About a third (34%) of Sam's Club hourly employees will see their pay rise on Sept. 25. Starting pay for Sam's Club now ranges from $15 to $20 an hour depending on the market and store location.

Last week, Walmart raised its minimum wage by $1 to $12 an hour and said starting wages range up to $17, depending on the location and department within its stores. That raise affects 565,000 Walmart hourly employees.

Walmart's new U.S. average hourly wage is $16.40.

Companies are rushing to raise wages in one of the most competitive labor markets in U.S. history with 10 million unfilled jobs and workers more confident to try out a new career or employer.

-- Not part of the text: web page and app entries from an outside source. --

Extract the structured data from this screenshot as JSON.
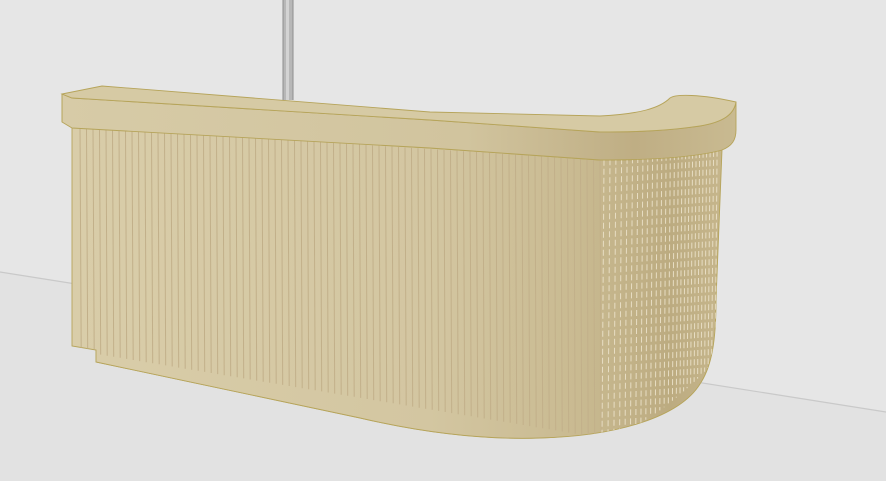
{
  "scene": {
    "object": "reception-desk",
    "colors": {
      "wall": "#e6e6e6",
      "floor": "#e3e3e3",
      "floor_line": "#c9c9c9",
      "pole": "#b8b8b8",
      "pole_outline": "#8f8f8f",
      "top_face": "#d3c6a1",
      "top_edge_light": "#dacfae",
      "top_edge_dark": "#b5a57d",
      "panel_base": "#d6caa6",
      "panel_slat_line": "#c2b08a",
      "panel_shade_right": "#b9a97f",
      "plinth": "#d2c5a0",
      "outline": "#b6a45a"
    }
  }
}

Companies including Walmart, Target and Amazon are offering raises, bonuses and free college tuition as the pandemic put a spotlight on and created a stronger appreciation for front-line workers and their roles in the economy.

Consumer prices rise 0.3% in August

U.S. consumer prices rose a lower-than-expected 0.3% last month, the smallest monthly increase in seven months and a hopeful sign that inflation pressures may be cooling.

The Labor Department reported Tuesday that the August gain was down from a 0.5% increase in July and a 0.9% surge in June. It was the smallest increase since a similar 0.3% rise in January. The August slowdown in prices was seen as offering hope that Americans were finally starting to see some relief from a price surge earlier in the year.

Boeing hopeful despite pandemic

Despite the pandemic's damage to air travel, Boeing says it's optimistic about long-term demand for airplanes.

Boeing said Tuesday it expects the aerospace market to be worth $9 trillion over the next decade. That includes planes for airlines and military uses and other aerospace products and services. That outlook is even rosier than the one Boeing gave in 2019, when it predicted industrywide sales of $8.7 billion over the next decade.

In the U.S. and around the world, air travel within countries is picking up faster than cross-border travel, as the U.S. and many other countries maintain high barriers to international travel.

Billionaire Cohen backs crypto trader

A cryptocurrency company launched by partners of a major Wall Street trading firm has snagged the support of billionaire investor Steven A. Cohen.

The hedge-fund manager and owner of the New York Mets has agreed in principle to invest in Radkl, a crypto trading firm, though the deal is not final. The company is being launched by partners of GTS, a firm that trades as much as a billion shares of U.S. stocks on a given day.

Radkl, which is pronounced like "radical," plans to trade across cryptocurrency coins and exchanges. It's the latest foray by big names from the traditional financial world into crypto.

- Compiled by Dave Flessner